We can all make a difference by supporting trade that works for development each time we shop. A Fairtrade Town builds on what we as individuals can do by bringing people together to send a collective message. Becoming a Fairtrade Town is a shared achievement and an opportunity for local government, schools, businesses, community organisations and activists to work together. Through doing so, each individual action adds up to make even more of a difference to farmers in developing countries.
Each Fairtrade Town is unique. Some begin with a group of committed activists persuading friends, family and local shops to get involved. Others are started by a local authority as a way of taking practical action around their commitments to sustainable development. Since Garstang - a small town in the North West of England - declared itself the first Fairtrade Town in 2000, over 600 communities in three continents have worked to promote Fairtrade, increase sales of Fairtrade products and ensure more farmers in developing countries get a fair deal.
To become a Fairtrade Town, a community needs to meet certain goals that are set and monitored at national levels. Many Fairtrade Town schemes are led by national members of Fairtrade Labelling Organisations (FLO) International, while others are managed and supported by groups of organisations working together to promote fairer trade practice and policy. Contact us for more details about the Fairtrade Town scheme in your country.
All schemes involve local people and organisations working towards a set of goals. These goals are designed to increase understanding of trade and development issues and sales of products certified by independent labelling organisations dedicated to guaranteeing a better deal for farmers in developing countries.
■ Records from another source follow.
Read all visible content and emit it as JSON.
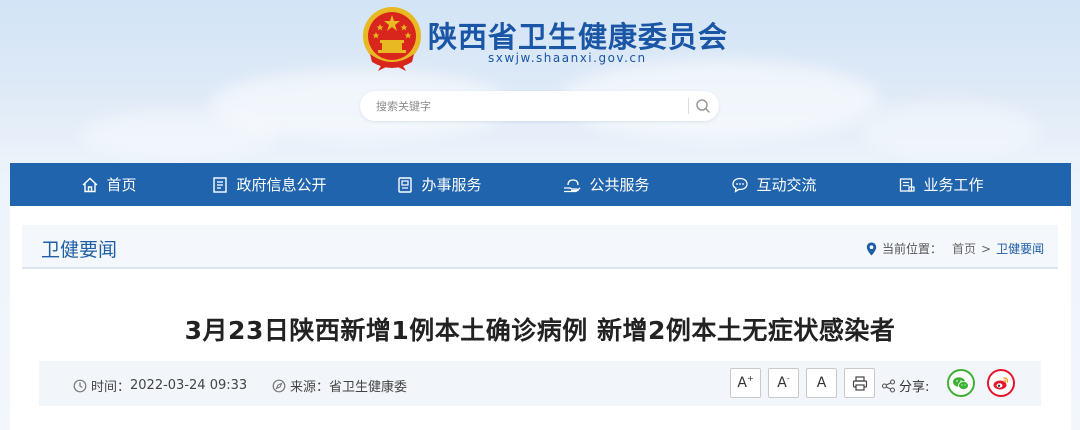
{
  "header": {
    "site_title": "陕西省卫生健康委员会",
    "site_domain": "sxwjw.shaanxi.gov.cn",
    "logo_icon": "national-emblem-icon"
  },
  "search": {
    "placeholder": "搜索关键字",
    "button_icon": "search-icon"
  },
  "nav": {
    "items": [
      {
        "label": "首页",
        "icon": "home-icon"
      },
      {
        "label": "政府信息公开",
        "icon": "document-list-icon"
      },
      {
        "label": "办事服务",
        "icon": "form-icon"
      },
      {
        "label": "公共服务",
        "icon": "hand-service-icon"
      },
      {
        "label": "互动交流",
        "icon": "chat-bubble-icon"
      },
      {
        "label": "业务工作",
        "icon": "briefcase-icon"
      }
    ]
  },
  "section": {
    "title": "卫健要闻",
    "breadcrumb_label": "当前位置：",
    "breadcrumb_home": "首页",
    "breadcrumb_sep": ">",
    "breadcrumb_current": "卫健要闻"
  },
  "article": {
    "title": "3月23日陕西新增1例本土确诊病例 新增2例本土无症状感染者",
    "time_label": "时间：",
    "time_value": "2022-03-24 09:33",
    "source_label": "来源：",
    "source_value": "省卫生健康委",
    "font_large": "A",
    "font_large_sup": "+",
    "font_small": "A",
    "font_small_sup": "-",
    "font_reset": "A",
    "print_icon": "printer-icon",
    "share_label": "分享:",
    "share_wechat_icon": "wechat-icon",
    "share_weibo_icon": "weibo-icon"
  },
  "colors": {
    "nav_bg": "#1f64ac",
    "brand_blue": "#1a56a5",
    "emblem_red": "#d8261c",
    "emblem_gold": "#e8b923",
    "wechat_green": "#3eb135",
    "weibo_red": "#e6162d"
  }
}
Visit resources for ideas and case studies to help meet and maintain each goal and Take Part online to speak to people making it happen in their area.